President Obama rightly received a storm of applause and a rush of cheering standing ovations for his majestic statements of principle on women’s rights, and we should all be painfully aware of how a Republican president would never have even bothered to say that much—the bewildering chorus of GOP “official” responses makes that abundantly clear.
But the inescapable undercurrent of the State of the Union was a depressing resignation about the power of the federal government to achieve anything. What continues to elude this president with each passing State of the Union is a truly grand, coherent vision, of how we can make our society more equal.
A precious, lonely sentence, acknowledged that most low wage workers are women, but I grimaced when I saw that it was merely a segue into another topic rather than an issue he would use to build up to a cogent legislative programme. Beyond this, a meaningfully intersectional approach was nowhere to be found.
The President stepped back from concrete proposals on immigration, only averring that “something” must be done; no word was spared for deportations or the terrible impact our immigration system has on working and lower class women of colour and their access to healthcare.
There was no effort at painting a grand vision for how we could knit our riven society back together, no great effort to persuade on these core questions which affect millions of people left in the cold by alien systems and the reckless indifference of the powerful. Even existing, modest legislative ideas, like a (trans inclusive) Employment Non-Discrimination Act, which is meant to provide a legal remedy to those who suffer various forms of LGBT discrimination in public, remained silently shrouded. When we will find a president willing to mention the Equal Rights Amendment at every State of the Union until it is ratified? When will there be a vision for sex workers in this country who suffer daily from criminalisation? Or for the incarcerated for whom the statistics mandated by the Prison Rape Elimination Act keep piling up with no meaningful action to follow?

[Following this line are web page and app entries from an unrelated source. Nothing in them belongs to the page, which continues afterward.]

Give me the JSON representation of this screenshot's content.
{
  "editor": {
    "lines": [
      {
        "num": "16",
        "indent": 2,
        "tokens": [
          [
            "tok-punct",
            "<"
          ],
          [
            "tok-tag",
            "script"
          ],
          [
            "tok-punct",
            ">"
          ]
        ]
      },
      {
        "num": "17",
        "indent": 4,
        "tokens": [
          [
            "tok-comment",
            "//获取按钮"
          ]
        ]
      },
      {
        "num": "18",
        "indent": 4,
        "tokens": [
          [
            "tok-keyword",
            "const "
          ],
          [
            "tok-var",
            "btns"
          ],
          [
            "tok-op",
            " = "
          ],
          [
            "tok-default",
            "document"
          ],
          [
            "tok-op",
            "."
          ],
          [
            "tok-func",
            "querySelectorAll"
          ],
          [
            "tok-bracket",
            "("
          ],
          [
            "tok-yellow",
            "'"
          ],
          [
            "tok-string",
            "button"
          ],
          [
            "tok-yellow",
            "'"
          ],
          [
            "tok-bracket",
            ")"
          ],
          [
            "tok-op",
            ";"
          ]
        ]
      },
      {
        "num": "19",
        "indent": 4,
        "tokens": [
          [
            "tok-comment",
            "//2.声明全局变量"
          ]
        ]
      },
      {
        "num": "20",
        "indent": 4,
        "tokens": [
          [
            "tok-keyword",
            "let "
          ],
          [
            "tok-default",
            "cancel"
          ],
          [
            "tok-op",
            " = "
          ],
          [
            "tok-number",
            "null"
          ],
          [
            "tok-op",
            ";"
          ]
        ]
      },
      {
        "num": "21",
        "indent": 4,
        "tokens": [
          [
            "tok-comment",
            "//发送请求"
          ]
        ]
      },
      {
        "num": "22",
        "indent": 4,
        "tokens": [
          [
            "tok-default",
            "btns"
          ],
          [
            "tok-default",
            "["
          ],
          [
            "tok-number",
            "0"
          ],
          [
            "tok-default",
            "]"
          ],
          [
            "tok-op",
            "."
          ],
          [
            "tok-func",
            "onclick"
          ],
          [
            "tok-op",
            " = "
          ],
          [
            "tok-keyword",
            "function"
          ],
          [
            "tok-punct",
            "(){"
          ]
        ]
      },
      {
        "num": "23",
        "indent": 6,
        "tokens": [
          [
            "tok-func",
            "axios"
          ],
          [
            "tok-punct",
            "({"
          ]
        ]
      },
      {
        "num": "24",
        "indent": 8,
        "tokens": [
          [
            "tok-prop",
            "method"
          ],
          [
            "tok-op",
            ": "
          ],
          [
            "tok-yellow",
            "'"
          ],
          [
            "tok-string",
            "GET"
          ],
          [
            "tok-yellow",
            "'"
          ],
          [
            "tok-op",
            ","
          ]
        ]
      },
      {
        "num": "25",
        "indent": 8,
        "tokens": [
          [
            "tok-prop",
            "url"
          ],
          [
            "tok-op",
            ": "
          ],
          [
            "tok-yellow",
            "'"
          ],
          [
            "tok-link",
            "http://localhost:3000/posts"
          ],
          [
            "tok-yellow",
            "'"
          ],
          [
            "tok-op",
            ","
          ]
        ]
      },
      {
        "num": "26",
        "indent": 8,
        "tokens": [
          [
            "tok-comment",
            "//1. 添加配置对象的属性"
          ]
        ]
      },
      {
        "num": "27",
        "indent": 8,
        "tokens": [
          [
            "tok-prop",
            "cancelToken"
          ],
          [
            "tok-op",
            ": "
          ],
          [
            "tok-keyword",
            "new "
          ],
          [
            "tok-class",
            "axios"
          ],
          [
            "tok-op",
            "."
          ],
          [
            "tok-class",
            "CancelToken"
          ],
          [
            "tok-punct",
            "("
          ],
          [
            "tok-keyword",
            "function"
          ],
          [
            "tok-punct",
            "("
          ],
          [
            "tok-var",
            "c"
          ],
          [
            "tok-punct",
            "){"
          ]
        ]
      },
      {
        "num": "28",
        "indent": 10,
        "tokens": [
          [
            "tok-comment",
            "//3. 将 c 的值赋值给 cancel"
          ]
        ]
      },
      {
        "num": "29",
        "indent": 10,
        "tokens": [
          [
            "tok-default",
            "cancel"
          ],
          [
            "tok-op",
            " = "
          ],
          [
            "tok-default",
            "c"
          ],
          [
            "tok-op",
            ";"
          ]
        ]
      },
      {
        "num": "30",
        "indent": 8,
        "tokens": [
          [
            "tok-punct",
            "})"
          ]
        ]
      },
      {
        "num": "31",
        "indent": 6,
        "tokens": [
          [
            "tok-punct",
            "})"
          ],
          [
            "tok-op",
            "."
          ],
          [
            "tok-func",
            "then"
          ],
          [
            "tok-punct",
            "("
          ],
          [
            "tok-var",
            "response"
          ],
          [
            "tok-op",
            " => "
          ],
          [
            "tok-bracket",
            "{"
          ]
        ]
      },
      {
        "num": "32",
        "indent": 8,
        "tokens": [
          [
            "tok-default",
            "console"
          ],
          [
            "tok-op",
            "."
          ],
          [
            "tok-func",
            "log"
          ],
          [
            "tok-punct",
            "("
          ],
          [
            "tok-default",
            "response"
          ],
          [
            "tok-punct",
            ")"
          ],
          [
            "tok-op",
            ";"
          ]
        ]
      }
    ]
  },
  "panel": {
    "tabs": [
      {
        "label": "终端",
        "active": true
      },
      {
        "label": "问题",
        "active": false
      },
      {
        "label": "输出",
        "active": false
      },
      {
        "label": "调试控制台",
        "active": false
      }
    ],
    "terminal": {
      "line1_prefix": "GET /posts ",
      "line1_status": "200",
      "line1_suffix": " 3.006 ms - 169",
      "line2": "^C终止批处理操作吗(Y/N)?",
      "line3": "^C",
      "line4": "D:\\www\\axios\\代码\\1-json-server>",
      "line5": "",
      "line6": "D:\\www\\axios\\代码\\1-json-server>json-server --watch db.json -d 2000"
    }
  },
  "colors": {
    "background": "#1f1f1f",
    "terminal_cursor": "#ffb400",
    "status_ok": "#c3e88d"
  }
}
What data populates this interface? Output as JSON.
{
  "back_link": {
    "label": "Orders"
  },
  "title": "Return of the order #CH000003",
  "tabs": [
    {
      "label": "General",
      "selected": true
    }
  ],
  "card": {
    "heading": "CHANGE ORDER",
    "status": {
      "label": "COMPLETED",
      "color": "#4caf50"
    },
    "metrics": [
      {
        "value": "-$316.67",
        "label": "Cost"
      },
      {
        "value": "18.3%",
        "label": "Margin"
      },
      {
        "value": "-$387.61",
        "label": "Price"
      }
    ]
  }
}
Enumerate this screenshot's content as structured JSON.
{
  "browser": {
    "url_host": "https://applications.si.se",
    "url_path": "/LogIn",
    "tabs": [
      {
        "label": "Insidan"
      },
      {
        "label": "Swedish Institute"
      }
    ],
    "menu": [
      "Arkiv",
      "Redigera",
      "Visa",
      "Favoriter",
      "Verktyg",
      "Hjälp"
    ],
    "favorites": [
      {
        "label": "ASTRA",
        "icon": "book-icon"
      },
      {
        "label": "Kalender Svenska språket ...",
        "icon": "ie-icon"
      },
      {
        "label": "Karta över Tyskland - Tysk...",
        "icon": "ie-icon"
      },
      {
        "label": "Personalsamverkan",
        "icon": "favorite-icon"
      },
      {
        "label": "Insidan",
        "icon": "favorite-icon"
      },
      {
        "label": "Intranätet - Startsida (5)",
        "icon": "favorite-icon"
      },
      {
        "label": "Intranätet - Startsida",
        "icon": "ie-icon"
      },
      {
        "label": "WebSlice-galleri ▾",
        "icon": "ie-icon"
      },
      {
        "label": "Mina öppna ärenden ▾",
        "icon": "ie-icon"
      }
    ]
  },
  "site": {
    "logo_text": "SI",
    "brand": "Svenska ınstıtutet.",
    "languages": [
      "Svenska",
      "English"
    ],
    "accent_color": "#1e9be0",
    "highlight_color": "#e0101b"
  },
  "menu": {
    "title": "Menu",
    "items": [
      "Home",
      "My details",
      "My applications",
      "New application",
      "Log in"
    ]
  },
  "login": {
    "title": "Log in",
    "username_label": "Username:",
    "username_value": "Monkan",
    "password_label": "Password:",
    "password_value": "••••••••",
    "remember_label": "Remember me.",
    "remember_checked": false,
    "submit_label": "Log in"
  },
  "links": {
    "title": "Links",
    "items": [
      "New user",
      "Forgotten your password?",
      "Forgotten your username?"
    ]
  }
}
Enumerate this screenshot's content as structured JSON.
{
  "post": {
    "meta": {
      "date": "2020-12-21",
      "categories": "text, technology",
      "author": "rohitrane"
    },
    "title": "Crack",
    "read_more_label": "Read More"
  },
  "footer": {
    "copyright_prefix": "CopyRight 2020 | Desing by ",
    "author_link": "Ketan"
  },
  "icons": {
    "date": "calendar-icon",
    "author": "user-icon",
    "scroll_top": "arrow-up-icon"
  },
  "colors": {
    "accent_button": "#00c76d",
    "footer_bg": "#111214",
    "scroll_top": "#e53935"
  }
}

This is not a mere radical wishlist for name-checking the prescribed issues. This is a foundational question about what government is for. That question will grow more urgent as time goes on, and it is one that is much larger than Obama’s presidency or the obdurate Republican congress. It is a veritably existential concern for a feminist movement that agitates for urgent legal remedies.
Newly elected socialist Seattle City Councillor Kshama Sawant delivered her own response to the State of the Union which ought not be missed for at least being a breath of fresh air—if still long on platitudes and short on specifics—but her challenge to the President to acknowledge mass movements fighting for a 15 dollar an hour minimum wage, and follow their lead, is absolutely vital.
It is emblematic of the kind of grassroots-founded leadership our commanders in chief ought to be exhibiting. Sawant’s speech is a glimmering reminder in the dark of what could be done and what Obama’s leadership could look like.
If only this president could screw his courage to the sticking point and try.